= WHAT IS REQUIRED =
The answer is a single number: the count of lines below in which the word "true" appears.

***** DATA FOR THE TASK *****

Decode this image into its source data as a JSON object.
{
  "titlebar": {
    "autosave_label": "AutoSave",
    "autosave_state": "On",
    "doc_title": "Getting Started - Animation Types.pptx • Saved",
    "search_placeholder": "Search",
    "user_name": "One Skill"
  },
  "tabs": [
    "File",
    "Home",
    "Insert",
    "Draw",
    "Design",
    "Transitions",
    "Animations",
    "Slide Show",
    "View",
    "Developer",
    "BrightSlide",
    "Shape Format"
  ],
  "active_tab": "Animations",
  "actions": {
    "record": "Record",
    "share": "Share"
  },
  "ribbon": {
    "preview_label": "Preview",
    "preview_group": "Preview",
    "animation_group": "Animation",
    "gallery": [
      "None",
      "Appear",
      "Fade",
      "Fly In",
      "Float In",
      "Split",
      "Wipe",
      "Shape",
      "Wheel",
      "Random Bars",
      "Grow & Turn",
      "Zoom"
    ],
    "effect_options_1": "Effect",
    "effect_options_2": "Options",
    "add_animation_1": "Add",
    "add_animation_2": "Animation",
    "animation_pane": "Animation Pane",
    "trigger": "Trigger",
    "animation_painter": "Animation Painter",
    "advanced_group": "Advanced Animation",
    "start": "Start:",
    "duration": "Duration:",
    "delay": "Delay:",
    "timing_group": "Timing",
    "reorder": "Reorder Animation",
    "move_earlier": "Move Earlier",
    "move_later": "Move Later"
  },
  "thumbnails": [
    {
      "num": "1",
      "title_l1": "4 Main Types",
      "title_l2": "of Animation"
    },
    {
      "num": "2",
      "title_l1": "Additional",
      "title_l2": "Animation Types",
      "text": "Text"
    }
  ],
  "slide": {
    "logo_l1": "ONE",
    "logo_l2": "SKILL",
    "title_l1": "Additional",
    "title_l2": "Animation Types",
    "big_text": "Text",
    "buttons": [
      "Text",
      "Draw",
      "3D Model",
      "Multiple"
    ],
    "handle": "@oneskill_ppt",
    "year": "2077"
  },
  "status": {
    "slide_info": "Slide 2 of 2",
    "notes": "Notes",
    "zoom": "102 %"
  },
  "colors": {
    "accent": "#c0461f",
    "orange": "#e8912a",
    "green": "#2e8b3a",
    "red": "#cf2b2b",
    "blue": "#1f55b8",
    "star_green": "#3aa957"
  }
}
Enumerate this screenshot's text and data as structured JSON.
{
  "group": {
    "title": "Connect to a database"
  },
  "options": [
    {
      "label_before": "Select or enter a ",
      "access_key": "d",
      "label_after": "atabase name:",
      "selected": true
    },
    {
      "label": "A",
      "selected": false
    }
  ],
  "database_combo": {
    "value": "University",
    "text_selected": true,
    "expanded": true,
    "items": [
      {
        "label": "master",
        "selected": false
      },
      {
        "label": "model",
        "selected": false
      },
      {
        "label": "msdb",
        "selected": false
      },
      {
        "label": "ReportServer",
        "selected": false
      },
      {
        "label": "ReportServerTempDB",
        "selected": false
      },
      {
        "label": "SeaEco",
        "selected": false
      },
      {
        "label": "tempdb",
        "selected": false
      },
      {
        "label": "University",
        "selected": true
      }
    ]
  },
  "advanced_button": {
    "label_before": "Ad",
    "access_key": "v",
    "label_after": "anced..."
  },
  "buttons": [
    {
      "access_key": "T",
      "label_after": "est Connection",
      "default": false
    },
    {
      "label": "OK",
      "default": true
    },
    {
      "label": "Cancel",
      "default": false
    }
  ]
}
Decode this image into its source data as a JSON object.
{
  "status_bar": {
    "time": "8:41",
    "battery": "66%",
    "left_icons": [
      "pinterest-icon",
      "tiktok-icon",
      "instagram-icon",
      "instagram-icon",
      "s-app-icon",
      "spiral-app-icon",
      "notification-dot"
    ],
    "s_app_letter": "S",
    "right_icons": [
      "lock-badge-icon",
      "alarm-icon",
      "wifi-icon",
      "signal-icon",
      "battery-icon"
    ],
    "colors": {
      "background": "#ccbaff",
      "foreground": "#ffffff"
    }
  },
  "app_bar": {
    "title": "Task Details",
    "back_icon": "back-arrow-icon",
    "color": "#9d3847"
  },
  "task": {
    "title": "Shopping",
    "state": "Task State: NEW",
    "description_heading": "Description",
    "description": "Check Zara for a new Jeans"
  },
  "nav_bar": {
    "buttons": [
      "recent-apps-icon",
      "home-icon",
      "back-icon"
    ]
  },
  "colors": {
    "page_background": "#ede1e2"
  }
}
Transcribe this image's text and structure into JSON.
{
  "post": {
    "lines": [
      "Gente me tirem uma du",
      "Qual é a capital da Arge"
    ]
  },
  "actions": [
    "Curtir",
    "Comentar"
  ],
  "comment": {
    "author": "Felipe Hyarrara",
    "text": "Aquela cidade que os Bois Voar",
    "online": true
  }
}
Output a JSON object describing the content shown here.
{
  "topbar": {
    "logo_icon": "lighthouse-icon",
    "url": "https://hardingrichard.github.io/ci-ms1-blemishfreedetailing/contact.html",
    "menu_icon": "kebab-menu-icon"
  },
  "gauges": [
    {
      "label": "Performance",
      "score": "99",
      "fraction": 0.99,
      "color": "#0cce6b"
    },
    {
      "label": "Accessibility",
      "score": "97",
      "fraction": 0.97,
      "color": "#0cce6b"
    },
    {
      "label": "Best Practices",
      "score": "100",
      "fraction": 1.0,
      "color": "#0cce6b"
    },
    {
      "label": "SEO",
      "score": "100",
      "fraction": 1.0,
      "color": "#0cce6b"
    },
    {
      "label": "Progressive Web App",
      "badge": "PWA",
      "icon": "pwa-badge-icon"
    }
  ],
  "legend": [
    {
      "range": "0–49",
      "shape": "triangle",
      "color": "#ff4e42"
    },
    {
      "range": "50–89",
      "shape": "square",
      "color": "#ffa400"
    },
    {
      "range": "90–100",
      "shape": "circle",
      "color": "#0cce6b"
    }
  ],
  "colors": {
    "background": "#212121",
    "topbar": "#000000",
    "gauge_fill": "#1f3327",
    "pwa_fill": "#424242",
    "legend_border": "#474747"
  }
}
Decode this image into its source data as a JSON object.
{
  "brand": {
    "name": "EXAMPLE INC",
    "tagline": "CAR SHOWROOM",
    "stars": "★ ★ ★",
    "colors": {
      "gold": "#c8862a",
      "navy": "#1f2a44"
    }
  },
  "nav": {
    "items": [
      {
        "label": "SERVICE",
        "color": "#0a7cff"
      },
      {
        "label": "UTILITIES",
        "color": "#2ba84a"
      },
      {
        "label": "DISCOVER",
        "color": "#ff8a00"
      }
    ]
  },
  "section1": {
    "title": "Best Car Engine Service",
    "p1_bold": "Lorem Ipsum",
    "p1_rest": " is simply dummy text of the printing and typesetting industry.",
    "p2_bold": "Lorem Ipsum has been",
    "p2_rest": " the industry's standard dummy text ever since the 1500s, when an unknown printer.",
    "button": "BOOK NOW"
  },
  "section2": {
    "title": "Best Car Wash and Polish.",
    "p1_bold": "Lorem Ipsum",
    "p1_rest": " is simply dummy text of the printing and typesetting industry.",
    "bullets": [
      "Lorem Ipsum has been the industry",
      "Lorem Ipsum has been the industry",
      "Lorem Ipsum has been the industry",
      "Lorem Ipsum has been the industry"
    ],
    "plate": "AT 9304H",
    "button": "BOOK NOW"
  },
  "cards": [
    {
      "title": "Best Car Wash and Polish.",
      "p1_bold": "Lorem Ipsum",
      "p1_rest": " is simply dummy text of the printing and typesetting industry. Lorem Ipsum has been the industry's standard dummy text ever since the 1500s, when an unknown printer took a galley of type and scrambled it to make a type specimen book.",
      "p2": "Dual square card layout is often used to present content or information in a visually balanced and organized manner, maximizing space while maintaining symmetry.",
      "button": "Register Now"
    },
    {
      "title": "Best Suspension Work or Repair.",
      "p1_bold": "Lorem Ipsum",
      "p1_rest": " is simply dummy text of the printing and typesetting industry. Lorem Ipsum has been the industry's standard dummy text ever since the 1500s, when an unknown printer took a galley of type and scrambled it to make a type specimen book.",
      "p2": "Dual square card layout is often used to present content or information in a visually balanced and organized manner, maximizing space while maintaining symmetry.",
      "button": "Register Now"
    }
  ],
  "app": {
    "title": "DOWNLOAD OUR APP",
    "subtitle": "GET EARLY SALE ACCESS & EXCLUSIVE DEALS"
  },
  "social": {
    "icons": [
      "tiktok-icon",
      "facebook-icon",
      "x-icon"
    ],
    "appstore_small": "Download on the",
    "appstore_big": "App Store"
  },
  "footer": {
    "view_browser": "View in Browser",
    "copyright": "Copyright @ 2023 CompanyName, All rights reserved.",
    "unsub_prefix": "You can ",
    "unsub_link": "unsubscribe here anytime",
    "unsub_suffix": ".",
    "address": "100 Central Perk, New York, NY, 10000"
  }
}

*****

= SOLUTION TO THIS PROBLEM =
6